To counter the feeling of apathy that this can lead to, break down all projects into sections. With the workload broken into smaller chunks, it allows your team to stay motivated as they complete each section. One tool that helps project managers do this is the Work Breakdown Structure (WBS). It is used for understanding project scope and helps you de-construct a team's work into manageable sections.
2) Use agreed upon checkpointsWe've seen how breaking up the deliverables into smaller portions will help the team build confidence, but when does the project end? What does “finished” look like on your project? Every project is different, therefore it's important that you (and the team) know what the finished product looks like for each one.
One way to avoid the curse of the “seemingly endless” project is to set up checkpoints or milestones along your project plan. By scheduling these checkpoints in, the team will be able to realise the impact of their accomplishments in the project. These checkpoints can also be used as a point where the team can take a moment to breathe. These mini-breaks will help them reduce the risk of a burnout due to stress.
3) Learn to say "no"Depending on the structure of the organisation, you may find that members of your team are also on other project teams within the organisation. While this shows that they are a skilled group, it's also the fastest way to a project burnout.

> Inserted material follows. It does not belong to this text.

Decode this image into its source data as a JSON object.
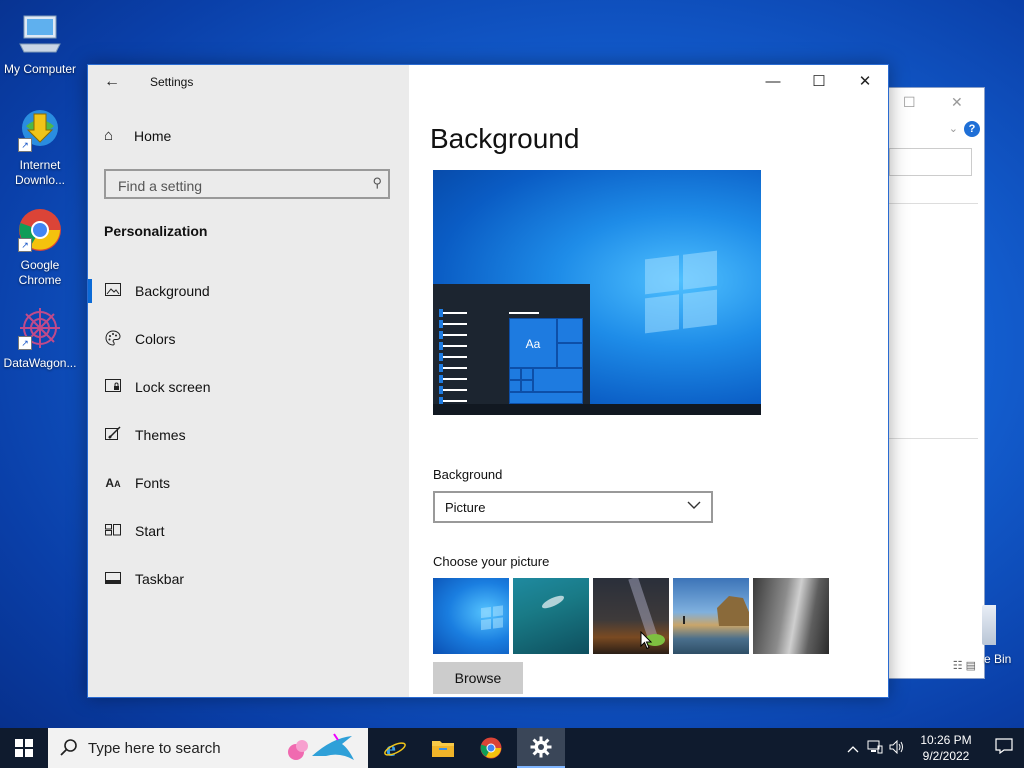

As a project lead, you should adopt the practice of turning down any additional tasks while you still have your plate full. Yes, you don't want to come across as shirking duties or turning down responsibilities, but have you considered the consequences and the impact of the extra workload on your staff?
The more tasks you take on, the thinner you spread your team, and the more you overburden them. Telling people a polite but firm "no" may ruffle some feathers at first, but you’ll gain their respect as you successfully complete the projects you've already started.
4) Stop hovering and take a step backHave you ever thought that you may be the cause of stress? As the manager, it's your job to manage the project to completion within the constraints of time, scope and cost. But this cannot happen if you insist on micromanaging your team.
To avoid micromanaging and triggering burnout, learn to trust your staff and delegate work to them. Yes, you may worry that the work may not get done to your standards, but if you delegate effectively, all the tasks will get done and stress will be reduced among team members.
5) Emphasise the results, not the hours workedDoes every member of your project team really need to be present at every meeting? Or are you just having them show up to impress the client? Remember that all the client wants to see is the finished result and not the amount of times your team were seen in the office.
To help your employees work more efficiently (and complete projects on time), consider the following:
- If it will improve their productivity, implement flexible working hours for your team. You can also consider alternatives like using off-site, self-managed work teams.
- Invest in quality equipment and training that allows the team work smarter instead of harder, thus increasing their efficiency.
- Allow your staff to have some downtime by not scheduling any work for most weekends.
Anything you can do to help your employees better manage their workload will help them deliver more focused performance and prevent burnout.
ConclusionThe best way to fix a project burnout is to avoid it in the first place. Unfortunately, however, this is easier said than done.
Therefore it's important that more project managers understand and are aware of the effect that burnout can have on their team, their projects and the organisation itself. By being able to spot the signs of burnout, eliminating its causes and taking measures to prevent it, project managers can maintain an efficient team that continues to perform well.
What has been your experience with stress in the workplace? Has it affected any projects you were on?